Getting behind the wheel for the first time by yourself is quite daunting as a new driver. Even if you’ve passed your test with flying colours, it can feel quite surreal to have ownership of a vehicle and be free to go wherever you want. A lot of new drivers face anxiety for their first few months of going solo, but this can be overcome in a few simple ways. You have been dreaming of taking a road trip for years, and you deserve to enjoy every moment of your newfound freedom. Ultimately, you have the knowledge and skills to drive a car, you simply need to train your brain to feel calm and at ease on the road. There are a whole host of variables you have complete control over, so consider the following ideas to help ease your driving anxieties.
Learn From an Instructor You Trust
When you’re learning to drive, you need to do so in a safe and enjoyable environment with an instructor you trust.

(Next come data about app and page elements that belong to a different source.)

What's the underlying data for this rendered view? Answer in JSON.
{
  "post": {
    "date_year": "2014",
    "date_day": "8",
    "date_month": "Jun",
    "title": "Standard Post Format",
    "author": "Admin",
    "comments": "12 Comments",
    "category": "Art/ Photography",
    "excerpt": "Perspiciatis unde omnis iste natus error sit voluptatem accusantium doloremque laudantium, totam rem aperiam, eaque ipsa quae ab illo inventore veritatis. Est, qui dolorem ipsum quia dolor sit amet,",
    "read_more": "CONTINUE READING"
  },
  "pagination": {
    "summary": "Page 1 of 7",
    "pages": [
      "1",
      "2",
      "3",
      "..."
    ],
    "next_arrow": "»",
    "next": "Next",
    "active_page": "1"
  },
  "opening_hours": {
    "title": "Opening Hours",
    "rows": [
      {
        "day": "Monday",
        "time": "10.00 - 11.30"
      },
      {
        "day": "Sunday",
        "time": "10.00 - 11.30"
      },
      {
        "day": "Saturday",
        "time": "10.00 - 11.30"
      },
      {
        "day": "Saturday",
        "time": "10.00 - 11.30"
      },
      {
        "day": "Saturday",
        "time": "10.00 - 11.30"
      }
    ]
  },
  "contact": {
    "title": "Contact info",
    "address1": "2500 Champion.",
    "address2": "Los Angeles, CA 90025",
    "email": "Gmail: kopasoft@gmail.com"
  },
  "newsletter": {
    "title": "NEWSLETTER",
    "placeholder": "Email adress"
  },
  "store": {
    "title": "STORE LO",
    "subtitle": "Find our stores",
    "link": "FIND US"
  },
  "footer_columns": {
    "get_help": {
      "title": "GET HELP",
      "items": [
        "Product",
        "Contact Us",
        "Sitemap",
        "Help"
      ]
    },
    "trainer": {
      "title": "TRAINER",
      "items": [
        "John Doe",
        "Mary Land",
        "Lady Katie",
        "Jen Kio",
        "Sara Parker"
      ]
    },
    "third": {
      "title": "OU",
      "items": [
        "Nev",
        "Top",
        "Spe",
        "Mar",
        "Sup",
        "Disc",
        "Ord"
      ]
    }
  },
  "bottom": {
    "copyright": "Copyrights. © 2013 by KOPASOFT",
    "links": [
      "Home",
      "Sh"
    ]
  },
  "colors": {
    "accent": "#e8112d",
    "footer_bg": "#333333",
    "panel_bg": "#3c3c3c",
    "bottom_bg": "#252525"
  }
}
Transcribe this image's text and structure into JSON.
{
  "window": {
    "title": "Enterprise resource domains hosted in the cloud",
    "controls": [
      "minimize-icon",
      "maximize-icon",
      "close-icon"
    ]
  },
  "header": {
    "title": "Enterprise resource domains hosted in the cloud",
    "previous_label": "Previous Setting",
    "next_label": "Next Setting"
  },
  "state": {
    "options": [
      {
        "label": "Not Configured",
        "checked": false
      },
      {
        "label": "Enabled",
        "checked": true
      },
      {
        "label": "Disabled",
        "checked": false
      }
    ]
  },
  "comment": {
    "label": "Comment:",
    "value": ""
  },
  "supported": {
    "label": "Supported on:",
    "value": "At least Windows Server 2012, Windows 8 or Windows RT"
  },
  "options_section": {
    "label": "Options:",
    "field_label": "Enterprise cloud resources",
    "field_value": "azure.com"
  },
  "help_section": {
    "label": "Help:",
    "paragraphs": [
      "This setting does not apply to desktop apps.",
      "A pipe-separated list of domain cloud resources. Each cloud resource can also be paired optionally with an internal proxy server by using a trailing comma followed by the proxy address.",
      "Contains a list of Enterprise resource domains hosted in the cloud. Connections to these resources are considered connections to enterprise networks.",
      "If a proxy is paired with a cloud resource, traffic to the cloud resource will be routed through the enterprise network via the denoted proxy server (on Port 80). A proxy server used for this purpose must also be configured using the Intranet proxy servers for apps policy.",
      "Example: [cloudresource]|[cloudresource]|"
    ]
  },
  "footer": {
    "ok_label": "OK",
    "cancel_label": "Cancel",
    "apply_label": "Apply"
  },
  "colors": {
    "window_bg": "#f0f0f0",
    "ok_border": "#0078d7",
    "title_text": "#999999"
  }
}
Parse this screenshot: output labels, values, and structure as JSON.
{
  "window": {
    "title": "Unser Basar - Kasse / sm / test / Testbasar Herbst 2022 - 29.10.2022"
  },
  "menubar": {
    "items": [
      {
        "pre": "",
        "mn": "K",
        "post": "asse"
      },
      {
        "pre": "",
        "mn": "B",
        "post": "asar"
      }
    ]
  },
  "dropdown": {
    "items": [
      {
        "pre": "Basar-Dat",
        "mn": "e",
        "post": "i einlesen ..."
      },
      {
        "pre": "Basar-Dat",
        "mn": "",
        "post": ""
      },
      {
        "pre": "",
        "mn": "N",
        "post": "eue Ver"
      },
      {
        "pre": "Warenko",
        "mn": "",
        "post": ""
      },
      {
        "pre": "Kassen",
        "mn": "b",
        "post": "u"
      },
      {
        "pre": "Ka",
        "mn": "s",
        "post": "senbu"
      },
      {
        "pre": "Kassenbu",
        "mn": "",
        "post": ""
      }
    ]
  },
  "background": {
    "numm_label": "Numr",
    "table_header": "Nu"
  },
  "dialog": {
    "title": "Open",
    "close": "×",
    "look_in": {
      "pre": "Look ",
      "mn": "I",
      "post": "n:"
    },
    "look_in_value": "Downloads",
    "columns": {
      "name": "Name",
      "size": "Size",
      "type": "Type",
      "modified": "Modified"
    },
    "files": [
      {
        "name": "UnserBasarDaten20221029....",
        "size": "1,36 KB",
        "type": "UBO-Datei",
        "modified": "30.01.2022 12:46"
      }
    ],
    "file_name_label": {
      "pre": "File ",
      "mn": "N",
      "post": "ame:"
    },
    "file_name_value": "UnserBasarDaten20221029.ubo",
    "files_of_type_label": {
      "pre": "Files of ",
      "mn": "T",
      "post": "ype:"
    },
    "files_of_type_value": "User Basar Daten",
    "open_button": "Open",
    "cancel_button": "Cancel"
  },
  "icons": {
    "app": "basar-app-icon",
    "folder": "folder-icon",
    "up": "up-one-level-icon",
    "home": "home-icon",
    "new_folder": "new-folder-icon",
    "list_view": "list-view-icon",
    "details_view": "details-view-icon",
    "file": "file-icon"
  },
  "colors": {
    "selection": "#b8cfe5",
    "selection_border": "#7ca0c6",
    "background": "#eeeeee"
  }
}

Even after you’ve passed your test it’s important to keep up your skills with a reputable teacher who can provide you with support, tips and a confidence boost. You may want to check out Ignition Driving School, where thousands of pupils have passed their driving tests with flying colours. Not only will you have plenty of instructors to choose from, but they also have flexible schedules so that you can learn to drive at a time that is convenient for you. Learning to drive is a huge milestone in your life, so if you’ve been fully supported during the process it should help to ease your anxiety when you finally get behind the wheel by yourself.
Practice Self Car Before You Drive
Before you’re due to drive it’s important to create a sense of calm, rather than building yourself up into an anxious state. You might want to create a pre-driving ritual which puts you in a confident and positive headspace. Whether you drink a soothing hot drink or listen to your favourite music, there are a number of things you can do to keep calm before your journey.
Plan Your Journeys In Advance
Spontaneous journeys in the car might be fun for some people, but if you’re an anxious driver it can trigger a lot of emotions. Wherever possible, try to plan your journeys in advance and look up the parking situation too. There are a number of things that are out of your control when it comes to driving such as traffic and unexpected accidents, but if you take control as much as possible you will feel more confident.
Create Calmness in the Car
When you’re an anxious driver, it’s important to create a calming atmosphere in your car wherever possible. You may want to create a calming playlist to help you combat any potential stresses that might hit you whilst you’re on the road. Try to avoid doing journeys with groups of people or loud individuals. If you feel intimidated by anybody you’re in the car with, this will only heighten your anxiety and make you feel worried about the journey ahead. You need to put your own mental health and wellbeing first when it comes to driving, so try to avoid any situations that feel stressful to you.
Focus on Your End Destination
Driving to your destination doesn’t need to be filled with worry and stress, you simply need to focus on the reason you’re going to that specific place. Putting a positive spin on your journey and getting excited for the final result might help you to ease your anxiety whilst driving. Perhaps you’re going to meet a friend for lunch or you’re going to enjoy a fun activity; think about your end destination and why it’s exciting to drive there.
It’s completely natural to feel worried or anxious about hitting the road as a solo driver for the first time, but you shouldn’t let it hold you back from going where you want to go. Having a car and being able to drive confidently is liberating and enjoyable as soon as you know how to manage your worries. Many of the things you feel anxious about are “what-ifs” that you don’t need to spend time contemplating. Sometimes a small situation can build up in your head to a point where it feels too overwhelming or unmanageable. With these ideas in mind, you should feel well-equipped to hit the road confidently and calmly when you finally get the chance to take the wheel all by yourself.